He says that a Barrett-Jackson auction in Las Vegas got $16,000 for one in mint condition a couple of years ago, but I think they had to throw in a couple of other cars with it.

Anyway, that’s something, Whitney, right? If you can get $15,000 or $16,000 for this thing, you can get yourself something you might be willing to be seen in. Good luck.

Faulty air bag light requires a scan

Dear Car Talk:

I have a 1996 Honda Accord with 161,000 miles. I am the second owner, but I’ve had it since ’97, and it is the most mechanically reliable car I have ever owned. In the past few months, it has developed an intermittent issue. Sometimes – not always, but more than half the time – when I start on a drive, the air bag warning light comes on. If the trip is short, the light (if it came on) will stay on the entire time. But if the trip is longer, after 30 minutes or so the light goes off. If the light never came on, or if it goes out during a trip, once it is out, it doesn’t come back on during that trip. Is this something I should worry about? – Albert

RAY: Not unless you think you might need the air bag someday, Albert.

Air bags have a “self-diagnostic” system that takes a few seconds to run every time you start your car. So each time you start up your Accord, the computer checks to make sure all the components necessary to deploy your air bags are present, accounted for and working.
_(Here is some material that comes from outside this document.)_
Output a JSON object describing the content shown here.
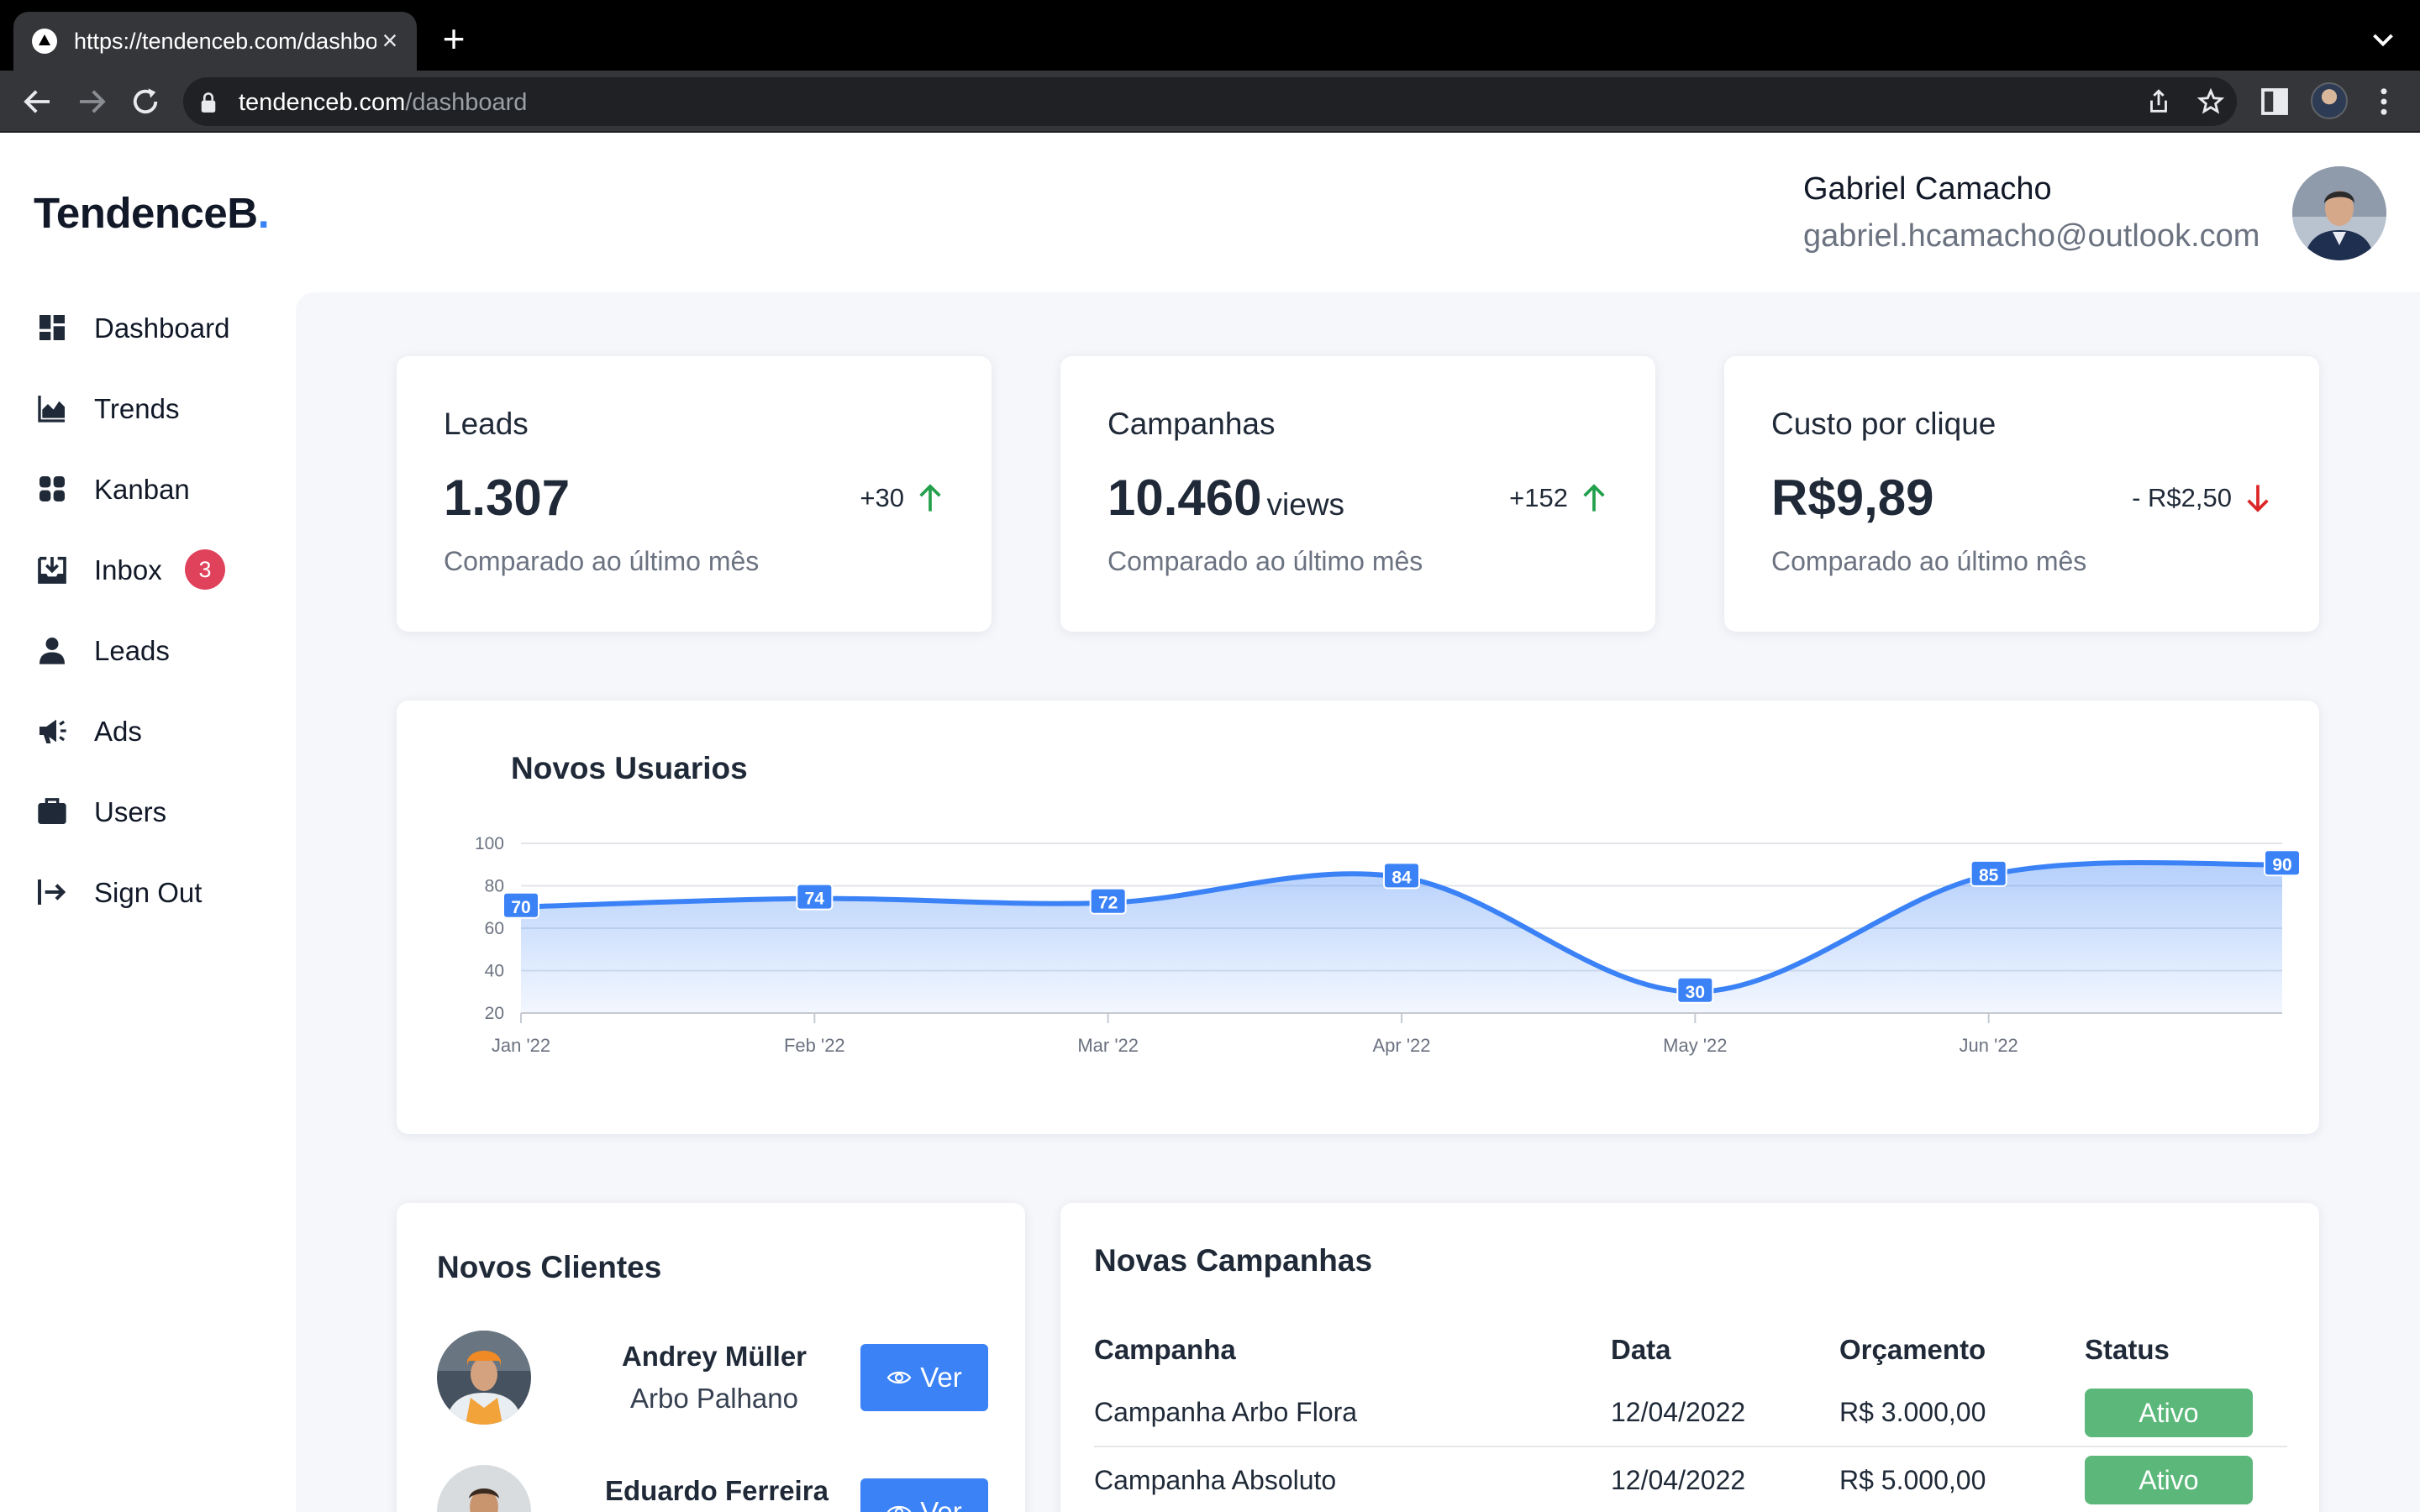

While the car is testing the air bag circuits, you’ll see the air bag (or SRS) light on your dashboard. Once the system has checked out and is ready to go, the light will go off. So if the light is on, at least one of your air bags won’t function if you need it.

On a 20-year-old car, it could be almost any part of the system. It could be a faulty sensor, a bad air bag module, a bad clock spring or a problem with a wiring harness somewhere. And you’re going to need a mechanic to scan the car for you and track it down.

In the meantime, keep your Bronko Nagurski football helmet on the passenger seat. And if the air bag light doesn’t go off after a few seconds, fasten that chin strap.

And needless to say, you’ll want to get it fixed as soon as you can, Albert.